The book explored the nature of court legitimacy and said it was undermined by labeling judges as conservative or liberal. Drawing the distinction between law and politics, Justice Breyer wrote that not all divisions on the court were predictable and that those could generally be explained by differences in judicial philosophy or interpretive methods.
In an interview to The New York Times, he acknowledged that politicians have turned confirmation hearings into partisan scuffles, but he said the judges acted in good faith, often find consensus and sometimes surprise the public in important cases.
“Didn’t one of the most conservative members – quote – join the others in the gay rights case?” he asked in the interview, referring to Justice Neil M. Gorsuch’s 2020 majority opinion in a ruling that a landmark civil rights law protects gay and transgender workers from discrimination in the workplace.
Justice Breyer is a stylish questioner on the Supreme Court bench. The attorneys who appeared in court were sometimes frustrated with his elaborate hypothetical questions, which could seem like an inner monologue with a point that only he could discern. Sometimes they end with a simple request: “Answer.”
At the same time, his questions are evidence of intense curiosity and an open mind, often in contrast to the more strategic questions of his fellow judges.
In her judicial writing, Justice Breyer sometimes makes clear distinctions.
For example, he was the only justice most of the time both times in a 2005 pairing allow a six-foot-tall statue of the Ten Commandments on the premises of the Texas Capitol but held unconstitutionally posting framed copies of the Commandments on the walls of the Kentucky courts. A conservative block of judges would favor both types of exhibits, while a liberal bloc would demand their removal.
Justice Breyer wrote the majority opinion in 2000 in Stenberg sues Carharta 5 to 4 decision that eliminated a Nebraska law banning the procedure its opponents called partial abortions.
He is characteristically balanced in presenting the conflict of values.
“Millions of Americans believe that life begins at conception and therefore, abortion is like causing the death of an innocent child; they startle at the thought of a law that would allow it,” he wrote. “Millions of others fear that legislation banning abortion will condemn many American women to a lack of dignity, deprive them of their equal freedoms, and expose those with the fewest resources to illegal abortions at risk. death and suffering.”

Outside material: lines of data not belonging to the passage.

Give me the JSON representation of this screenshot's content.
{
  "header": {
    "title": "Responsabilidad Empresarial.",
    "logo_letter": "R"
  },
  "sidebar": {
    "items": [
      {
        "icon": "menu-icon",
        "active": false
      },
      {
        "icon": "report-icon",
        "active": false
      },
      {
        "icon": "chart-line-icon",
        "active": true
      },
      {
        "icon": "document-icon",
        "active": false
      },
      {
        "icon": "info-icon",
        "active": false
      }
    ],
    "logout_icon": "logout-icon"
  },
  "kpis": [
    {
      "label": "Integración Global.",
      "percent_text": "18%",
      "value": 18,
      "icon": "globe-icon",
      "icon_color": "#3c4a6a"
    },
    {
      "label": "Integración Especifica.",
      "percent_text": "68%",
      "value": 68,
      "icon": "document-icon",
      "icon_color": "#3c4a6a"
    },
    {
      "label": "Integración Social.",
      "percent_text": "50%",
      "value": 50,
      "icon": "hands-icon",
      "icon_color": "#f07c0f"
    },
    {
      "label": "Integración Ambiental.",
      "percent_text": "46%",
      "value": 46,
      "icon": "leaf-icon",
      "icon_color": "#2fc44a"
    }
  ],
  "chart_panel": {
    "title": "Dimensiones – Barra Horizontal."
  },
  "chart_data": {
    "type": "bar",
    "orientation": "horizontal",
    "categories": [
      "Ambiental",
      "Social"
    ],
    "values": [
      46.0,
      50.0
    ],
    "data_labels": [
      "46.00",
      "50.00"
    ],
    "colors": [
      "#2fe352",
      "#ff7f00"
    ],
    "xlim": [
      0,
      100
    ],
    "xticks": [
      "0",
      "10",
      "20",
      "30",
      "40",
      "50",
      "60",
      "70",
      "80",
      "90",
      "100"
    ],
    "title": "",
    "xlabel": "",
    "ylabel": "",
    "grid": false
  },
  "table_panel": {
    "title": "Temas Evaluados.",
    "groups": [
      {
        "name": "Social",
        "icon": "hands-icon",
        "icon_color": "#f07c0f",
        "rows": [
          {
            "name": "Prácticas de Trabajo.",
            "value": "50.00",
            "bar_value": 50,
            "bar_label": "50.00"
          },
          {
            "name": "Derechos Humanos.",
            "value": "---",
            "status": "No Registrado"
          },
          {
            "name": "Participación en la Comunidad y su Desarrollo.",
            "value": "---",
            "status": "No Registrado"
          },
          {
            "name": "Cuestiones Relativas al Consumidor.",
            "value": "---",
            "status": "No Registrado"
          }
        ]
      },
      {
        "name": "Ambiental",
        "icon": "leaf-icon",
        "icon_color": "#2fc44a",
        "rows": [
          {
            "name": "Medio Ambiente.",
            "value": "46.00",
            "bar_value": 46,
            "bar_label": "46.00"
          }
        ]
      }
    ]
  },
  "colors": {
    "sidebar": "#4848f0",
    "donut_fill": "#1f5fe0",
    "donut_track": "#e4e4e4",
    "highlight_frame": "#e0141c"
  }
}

https://www.nytimes.com/2022/01/26/us/politics/justice-stephen-breyer.html Justice Breyer’s Legacy: Liberals Reject Labels Like ‘Liberal’